Julie Ryno
Wisconsin-Based Umoja Co-Founder
When my husband and I were preparing to adopt, we had a wonderful social worker that helped us understand that adopting a child from a different culture wasn’t about what we would accept; it was about what we could offer. We learned that loving our child meant more than providing a happy home, it meant that we had to help them develop a sense of pride in their birth culture. So began our journey to Umoja. Starting in 2005, I, along with Dr. Bola Delano-Oriaran began to explore what we could offer as a heritage camp for families that looked like mine. My husband and I have two beautiful African American children. We are white. We knew that Umoja (Swahili for Unity) has to help the entire family, not just the children. So Dr. Delano and I planned programming for the entire family. Parents and children have age appropriate sessions that cover everything from how to deal with racism to celebrating the music of Africa. From the start our goal has been to give families the tools needed to raise happy, healthy black children who feel good about their blackness.

Alisa Matheson
UMOJA MN Coordinator

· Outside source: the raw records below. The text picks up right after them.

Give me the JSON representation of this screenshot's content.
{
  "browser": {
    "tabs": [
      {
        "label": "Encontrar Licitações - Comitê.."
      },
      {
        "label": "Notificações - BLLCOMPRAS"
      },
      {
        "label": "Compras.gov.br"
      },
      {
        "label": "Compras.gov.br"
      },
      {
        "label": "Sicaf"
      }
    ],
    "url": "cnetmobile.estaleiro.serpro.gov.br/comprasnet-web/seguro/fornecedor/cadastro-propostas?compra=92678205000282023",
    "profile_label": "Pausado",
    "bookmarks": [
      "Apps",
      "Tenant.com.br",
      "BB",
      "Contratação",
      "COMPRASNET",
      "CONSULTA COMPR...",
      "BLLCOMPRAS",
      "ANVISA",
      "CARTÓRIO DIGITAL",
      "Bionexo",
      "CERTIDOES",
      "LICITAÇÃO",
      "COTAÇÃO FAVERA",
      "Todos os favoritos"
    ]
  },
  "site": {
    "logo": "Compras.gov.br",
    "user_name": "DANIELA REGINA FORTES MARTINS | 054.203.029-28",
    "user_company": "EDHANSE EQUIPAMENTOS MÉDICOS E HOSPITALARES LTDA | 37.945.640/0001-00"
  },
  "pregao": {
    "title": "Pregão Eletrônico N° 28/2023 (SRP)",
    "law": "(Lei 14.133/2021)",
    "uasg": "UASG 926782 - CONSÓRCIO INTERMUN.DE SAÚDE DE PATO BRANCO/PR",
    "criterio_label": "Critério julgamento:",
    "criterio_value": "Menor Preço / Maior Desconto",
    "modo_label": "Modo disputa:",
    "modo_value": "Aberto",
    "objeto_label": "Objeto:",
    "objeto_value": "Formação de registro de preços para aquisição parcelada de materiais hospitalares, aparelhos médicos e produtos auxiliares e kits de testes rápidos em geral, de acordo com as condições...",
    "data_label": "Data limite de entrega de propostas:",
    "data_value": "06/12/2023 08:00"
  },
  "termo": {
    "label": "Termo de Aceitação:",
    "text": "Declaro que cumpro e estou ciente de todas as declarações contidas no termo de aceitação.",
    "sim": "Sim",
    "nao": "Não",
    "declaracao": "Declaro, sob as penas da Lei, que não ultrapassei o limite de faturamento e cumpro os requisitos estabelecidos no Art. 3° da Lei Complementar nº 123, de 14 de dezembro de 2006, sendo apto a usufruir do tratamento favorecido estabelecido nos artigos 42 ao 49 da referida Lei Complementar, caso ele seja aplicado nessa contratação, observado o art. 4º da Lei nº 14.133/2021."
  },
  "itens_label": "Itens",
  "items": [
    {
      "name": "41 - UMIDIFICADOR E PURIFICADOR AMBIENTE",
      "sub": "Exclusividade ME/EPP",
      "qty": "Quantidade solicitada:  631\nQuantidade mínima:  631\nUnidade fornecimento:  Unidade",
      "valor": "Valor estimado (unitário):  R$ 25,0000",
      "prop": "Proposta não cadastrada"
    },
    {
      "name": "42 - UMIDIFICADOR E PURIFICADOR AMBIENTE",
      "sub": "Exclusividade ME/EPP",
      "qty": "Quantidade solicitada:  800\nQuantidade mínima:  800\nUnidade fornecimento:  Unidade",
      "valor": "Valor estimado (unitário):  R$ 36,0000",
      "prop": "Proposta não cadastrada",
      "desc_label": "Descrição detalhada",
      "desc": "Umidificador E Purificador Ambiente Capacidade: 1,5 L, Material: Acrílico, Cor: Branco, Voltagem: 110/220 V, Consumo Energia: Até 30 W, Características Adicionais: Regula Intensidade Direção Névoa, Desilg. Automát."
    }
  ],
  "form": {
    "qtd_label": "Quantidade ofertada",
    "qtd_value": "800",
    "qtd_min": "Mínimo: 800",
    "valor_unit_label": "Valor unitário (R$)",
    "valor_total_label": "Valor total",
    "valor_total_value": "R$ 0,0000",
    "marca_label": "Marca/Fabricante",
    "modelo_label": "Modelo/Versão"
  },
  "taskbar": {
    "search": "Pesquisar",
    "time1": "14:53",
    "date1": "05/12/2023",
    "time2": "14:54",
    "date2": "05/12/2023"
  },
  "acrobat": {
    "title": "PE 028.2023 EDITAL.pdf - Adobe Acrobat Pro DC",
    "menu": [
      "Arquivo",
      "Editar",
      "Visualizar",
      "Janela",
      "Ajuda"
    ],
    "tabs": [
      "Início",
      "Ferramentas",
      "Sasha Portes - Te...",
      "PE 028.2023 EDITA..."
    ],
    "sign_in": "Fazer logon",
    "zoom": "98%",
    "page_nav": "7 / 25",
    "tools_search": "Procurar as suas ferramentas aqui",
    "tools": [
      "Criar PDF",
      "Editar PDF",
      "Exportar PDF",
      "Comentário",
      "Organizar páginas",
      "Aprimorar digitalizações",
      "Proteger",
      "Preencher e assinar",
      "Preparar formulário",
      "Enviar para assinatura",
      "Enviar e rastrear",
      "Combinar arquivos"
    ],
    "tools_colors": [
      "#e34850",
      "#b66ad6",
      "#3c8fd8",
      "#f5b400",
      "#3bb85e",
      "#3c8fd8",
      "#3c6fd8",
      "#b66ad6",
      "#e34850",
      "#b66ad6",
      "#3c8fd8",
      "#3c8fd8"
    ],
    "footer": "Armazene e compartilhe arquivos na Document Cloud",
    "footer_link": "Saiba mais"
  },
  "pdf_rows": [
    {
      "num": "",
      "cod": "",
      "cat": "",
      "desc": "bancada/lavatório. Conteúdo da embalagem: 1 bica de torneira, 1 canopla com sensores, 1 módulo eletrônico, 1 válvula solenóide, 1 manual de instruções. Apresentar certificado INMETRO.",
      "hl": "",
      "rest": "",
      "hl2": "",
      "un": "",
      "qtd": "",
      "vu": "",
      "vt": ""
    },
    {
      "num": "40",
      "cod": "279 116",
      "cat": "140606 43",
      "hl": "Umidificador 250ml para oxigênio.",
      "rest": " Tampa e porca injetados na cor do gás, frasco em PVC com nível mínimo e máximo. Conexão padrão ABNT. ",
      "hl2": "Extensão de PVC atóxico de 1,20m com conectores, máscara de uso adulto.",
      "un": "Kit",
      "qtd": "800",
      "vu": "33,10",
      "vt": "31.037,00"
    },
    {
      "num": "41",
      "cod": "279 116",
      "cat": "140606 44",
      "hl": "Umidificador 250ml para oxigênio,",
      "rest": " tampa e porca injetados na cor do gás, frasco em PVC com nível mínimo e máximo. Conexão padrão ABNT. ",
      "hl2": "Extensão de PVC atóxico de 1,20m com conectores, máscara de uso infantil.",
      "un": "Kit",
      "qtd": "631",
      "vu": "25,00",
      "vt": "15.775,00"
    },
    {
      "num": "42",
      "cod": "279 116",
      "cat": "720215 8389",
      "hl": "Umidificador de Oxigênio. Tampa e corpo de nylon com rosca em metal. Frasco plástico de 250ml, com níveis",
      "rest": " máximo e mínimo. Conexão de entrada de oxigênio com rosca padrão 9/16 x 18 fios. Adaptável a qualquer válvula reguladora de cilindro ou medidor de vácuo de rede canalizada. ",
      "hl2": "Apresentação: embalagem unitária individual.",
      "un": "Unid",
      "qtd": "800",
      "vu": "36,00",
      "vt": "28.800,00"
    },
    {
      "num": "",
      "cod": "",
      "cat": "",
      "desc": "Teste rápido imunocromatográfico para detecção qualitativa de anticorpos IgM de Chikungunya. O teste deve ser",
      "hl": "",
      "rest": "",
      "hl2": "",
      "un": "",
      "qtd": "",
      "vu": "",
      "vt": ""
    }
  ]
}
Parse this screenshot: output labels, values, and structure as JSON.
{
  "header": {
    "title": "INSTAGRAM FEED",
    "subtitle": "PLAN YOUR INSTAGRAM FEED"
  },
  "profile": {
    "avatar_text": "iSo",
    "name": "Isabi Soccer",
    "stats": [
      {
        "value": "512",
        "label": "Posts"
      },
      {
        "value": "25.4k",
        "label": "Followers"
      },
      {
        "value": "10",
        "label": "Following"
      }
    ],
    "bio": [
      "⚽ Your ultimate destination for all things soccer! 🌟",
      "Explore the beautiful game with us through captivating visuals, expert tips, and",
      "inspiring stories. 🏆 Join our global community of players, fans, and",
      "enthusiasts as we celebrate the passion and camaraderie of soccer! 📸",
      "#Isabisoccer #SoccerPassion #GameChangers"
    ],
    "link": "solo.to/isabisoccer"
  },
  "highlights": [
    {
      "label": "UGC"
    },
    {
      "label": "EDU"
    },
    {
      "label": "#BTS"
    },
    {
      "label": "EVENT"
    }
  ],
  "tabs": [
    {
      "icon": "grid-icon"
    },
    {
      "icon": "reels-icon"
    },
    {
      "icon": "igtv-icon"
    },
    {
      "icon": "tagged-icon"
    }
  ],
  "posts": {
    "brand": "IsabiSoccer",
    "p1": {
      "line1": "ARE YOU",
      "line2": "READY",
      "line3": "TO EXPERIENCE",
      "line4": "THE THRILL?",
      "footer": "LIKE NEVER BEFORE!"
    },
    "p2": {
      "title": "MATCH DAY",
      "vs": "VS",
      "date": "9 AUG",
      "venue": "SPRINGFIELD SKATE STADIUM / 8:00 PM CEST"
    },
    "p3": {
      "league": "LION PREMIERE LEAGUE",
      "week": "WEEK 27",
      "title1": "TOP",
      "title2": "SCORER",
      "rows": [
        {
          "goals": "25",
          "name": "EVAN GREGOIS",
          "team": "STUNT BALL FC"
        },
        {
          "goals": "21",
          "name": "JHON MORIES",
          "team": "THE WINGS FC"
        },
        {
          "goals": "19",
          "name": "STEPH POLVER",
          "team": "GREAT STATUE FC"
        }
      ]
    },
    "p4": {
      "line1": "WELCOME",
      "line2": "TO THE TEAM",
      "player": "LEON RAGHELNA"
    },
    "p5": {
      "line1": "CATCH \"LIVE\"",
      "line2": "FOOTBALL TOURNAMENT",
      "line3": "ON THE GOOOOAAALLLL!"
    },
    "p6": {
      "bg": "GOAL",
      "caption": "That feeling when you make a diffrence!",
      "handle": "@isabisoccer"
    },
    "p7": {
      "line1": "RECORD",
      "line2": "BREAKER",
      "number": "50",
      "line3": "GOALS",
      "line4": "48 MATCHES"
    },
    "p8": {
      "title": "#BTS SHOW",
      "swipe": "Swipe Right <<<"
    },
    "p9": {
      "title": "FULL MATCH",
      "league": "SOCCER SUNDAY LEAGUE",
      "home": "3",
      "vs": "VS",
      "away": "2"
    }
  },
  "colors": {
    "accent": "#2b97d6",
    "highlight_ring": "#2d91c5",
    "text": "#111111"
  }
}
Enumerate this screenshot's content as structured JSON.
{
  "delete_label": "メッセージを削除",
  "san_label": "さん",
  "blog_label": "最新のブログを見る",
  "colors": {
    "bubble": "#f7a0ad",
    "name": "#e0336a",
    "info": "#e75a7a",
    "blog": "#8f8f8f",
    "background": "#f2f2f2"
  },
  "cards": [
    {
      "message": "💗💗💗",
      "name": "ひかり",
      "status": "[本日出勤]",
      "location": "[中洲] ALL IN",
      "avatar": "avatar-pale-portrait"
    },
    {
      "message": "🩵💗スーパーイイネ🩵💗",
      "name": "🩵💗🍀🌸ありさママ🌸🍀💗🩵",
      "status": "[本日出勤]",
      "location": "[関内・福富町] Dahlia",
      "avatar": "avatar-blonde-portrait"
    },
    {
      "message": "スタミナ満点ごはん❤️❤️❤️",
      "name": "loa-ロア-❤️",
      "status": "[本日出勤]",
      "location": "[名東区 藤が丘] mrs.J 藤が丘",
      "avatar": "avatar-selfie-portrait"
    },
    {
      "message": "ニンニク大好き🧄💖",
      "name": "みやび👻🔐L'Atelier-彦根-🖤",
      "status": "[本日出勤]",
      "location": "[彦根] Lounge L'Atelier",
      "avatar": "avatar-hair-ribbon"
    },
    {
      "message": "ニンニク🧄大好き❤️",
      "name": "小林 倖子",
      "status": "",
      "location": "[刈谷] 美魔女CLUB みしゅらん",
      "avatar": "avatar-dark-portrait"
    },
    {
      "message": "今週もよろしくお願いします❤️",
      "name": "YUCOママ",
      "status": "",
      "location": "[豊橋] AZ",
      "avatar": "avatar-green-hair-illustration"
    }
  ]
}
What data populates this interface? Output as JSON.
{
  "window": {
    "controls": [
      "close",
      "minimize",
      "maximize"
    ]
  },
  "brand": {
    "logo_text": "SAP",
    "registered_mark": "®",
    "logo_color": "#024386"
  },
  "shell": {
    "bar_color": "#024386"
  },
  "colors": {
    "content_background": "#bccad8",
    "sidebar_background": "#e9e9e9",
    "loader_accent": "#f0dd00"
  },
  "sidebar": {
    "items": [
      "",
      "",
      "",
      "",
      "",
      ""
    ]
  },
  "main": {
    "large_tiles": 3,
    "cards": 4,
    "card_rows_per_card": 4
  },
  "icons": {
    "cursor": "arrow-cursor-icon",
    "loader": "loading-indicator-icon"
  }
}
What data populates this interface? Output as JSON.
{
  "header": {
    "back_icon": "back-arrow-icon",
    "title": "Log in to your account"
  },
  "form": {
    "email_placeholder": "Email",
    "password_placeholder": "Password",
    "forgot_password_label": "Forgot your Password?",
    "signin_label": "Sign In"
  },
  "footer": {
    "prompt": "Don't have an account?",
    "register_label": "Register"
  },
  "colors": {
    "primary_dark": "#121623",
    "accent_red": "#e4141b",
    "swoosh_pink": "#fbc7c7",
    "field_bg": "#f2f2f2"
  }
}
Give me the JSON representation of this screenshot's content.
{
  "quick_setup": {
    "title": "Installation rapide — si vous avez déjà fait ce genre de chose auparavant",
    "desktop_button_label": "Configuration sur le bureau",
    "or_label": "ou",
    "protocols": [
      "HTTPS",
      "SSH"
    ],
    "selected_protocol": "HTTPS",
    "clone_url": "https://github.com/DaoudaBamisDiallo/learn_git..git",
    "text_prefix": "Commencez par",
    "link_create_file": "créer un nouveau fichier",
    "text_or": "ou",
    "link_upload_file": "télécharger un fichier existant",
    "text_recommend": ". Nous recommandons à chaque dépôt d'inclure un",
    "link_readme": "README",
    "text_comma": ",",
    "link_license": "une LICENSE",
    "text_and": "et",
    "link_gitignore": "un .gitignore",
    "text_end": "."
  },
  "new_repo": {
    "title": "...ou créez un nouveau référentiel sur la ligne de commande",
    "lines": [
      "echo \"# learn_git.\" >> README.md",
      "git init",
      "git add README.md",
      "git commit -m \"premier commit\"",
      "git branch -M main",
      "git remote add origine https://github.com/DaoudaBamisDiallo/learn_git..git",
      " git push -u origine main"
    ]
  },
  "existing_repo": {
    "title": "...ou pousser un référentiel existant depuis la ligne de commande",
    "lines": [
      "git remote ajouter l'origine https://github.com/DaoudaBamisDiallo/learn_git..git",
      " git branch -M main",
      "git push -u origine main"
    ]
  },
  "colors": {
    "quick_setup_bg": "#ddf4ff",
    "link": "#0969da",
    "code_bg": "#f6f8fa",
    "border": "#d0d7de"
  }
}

My history with UMOJA starts in 2015 when I attended UMOJA Wisconsin in 2015 as a parent, with my then 3 year old daughter.  During that weekend, I was so impressed with the commitment to learning from adoptees and people of color.   After that experience, I came back to MN hoping that we could replicate their model as I knew we had both the need (many adoptive families) and the expertise (many adoptees and professionals of color) in our community.  After talking with my colleagues at EVOLVE Adoption & Family Services, and with the full support of Julie & Dr Bola from Wisconsin, we forged ahead and held UMOJA MN for the first time in 2016 with 22 families families in attendance.  In 2017 we grew to a total of 35 families coming out to learn and connect with one another.  I continue to be excited to see the dream become a reality to have families in Minnesota, Wisconsin & surrounding states become better equipped to raise black children well.